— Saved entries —
....
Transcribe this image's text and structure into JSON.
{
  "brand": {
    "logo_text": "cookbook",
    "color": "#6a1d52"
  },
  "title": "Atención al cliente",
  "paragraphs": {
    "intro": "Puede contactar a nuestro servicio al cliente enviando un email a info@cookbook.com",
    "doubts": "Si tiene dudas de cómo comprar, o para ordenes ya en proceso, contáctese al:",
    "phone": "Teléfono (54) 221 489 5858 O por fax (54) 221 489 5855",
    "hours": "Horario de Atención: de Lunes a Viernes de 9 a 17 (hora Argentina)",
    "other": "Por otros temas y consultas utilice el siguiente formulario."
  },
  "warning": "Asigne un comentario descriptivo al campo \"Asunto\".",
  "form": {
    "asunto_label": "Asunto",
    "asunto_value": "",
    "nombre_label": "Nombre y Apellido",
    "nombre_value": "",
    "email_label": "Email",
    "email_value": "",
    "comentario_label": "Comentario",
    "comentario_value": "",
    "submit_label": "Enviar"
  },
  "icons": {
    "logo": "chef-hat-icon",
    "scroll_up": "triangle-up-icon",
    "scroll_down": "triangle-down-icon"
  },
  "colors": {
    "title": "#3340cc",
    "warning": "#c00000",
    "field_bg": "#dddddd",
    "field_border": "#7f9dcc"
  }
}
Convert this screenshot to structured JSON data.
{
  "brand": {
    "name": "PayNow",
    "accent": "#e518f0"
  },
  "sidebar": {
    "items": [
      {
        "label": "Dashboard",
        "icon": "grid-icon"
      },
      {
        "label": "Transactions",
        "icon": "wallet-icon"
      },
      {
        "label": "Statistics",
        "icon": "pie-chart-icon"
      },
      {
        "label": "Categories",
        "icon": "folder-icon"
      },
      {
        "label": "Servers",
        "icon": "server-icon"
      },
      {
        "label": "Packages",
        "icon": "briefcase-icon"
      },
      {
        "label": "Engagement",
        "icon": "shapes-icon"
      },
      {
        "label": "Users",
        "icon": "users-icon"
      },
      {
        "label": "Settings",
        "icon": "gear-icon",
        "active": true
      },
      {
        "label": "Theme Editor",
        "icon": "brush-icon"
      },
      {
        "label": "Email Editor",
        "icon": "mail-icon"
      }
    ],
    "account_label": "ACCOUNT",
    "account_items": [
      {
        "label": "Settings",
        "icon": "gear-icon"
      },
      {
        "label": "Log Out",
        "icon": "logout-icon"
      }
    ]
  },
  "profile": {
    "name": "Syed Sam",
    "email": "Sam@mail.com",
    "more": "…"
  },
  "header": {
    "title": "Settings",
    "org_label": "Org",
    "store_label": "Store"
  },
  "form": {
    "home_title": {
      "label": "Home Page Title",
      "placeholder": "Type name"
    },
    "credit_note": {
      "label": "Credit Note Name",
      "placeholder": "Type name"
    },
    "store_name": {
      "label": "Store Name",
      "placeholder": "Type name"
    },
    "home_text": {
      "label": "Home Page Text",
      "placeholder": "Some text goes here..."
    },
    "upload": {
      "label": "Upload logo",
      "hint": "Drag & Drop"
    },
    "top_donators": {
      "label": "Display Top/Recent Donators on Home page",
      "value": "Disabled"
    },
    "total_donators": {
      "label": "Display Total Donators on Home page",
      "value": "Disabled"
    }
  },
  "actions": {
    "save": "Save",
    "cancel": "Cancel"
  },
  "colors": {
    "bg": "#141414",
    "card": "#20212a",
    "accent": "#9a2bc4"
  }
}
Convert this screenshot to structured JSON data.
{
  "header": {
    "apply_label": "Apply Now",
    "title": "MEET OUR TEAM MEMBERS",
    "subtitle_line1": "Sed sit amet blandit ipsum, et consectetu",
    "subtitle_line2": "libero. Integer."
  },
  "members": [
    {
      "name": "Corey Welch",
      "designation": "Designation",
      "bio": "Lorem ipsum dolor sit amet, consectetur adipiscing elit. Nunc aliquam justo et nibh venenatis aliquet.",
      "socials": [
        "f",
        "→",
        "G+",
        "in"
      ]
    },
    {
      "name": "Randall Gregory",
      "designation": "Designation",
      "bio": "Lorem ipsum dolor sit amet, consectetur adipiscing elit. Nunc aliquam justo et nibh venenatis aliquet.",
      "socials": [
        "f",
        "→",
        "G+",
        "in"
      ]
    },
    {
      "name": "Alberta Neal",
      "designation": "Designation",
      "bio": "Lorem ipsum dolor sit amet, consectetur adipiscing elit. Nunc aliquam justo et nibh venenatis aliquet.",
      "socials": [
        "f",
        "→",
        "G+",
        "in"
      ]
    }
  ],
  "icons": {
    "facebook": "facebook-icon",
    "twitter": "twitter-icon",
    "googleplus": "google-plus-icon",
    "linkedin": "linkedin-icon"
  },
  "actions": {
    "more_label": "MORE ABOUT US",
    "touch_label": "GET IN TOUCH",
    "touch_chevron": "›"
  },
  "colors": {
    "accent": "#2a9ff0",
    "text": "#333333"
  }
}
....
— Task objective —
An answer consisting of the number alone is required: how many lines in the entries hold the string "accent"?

— Solution to the exercise —
3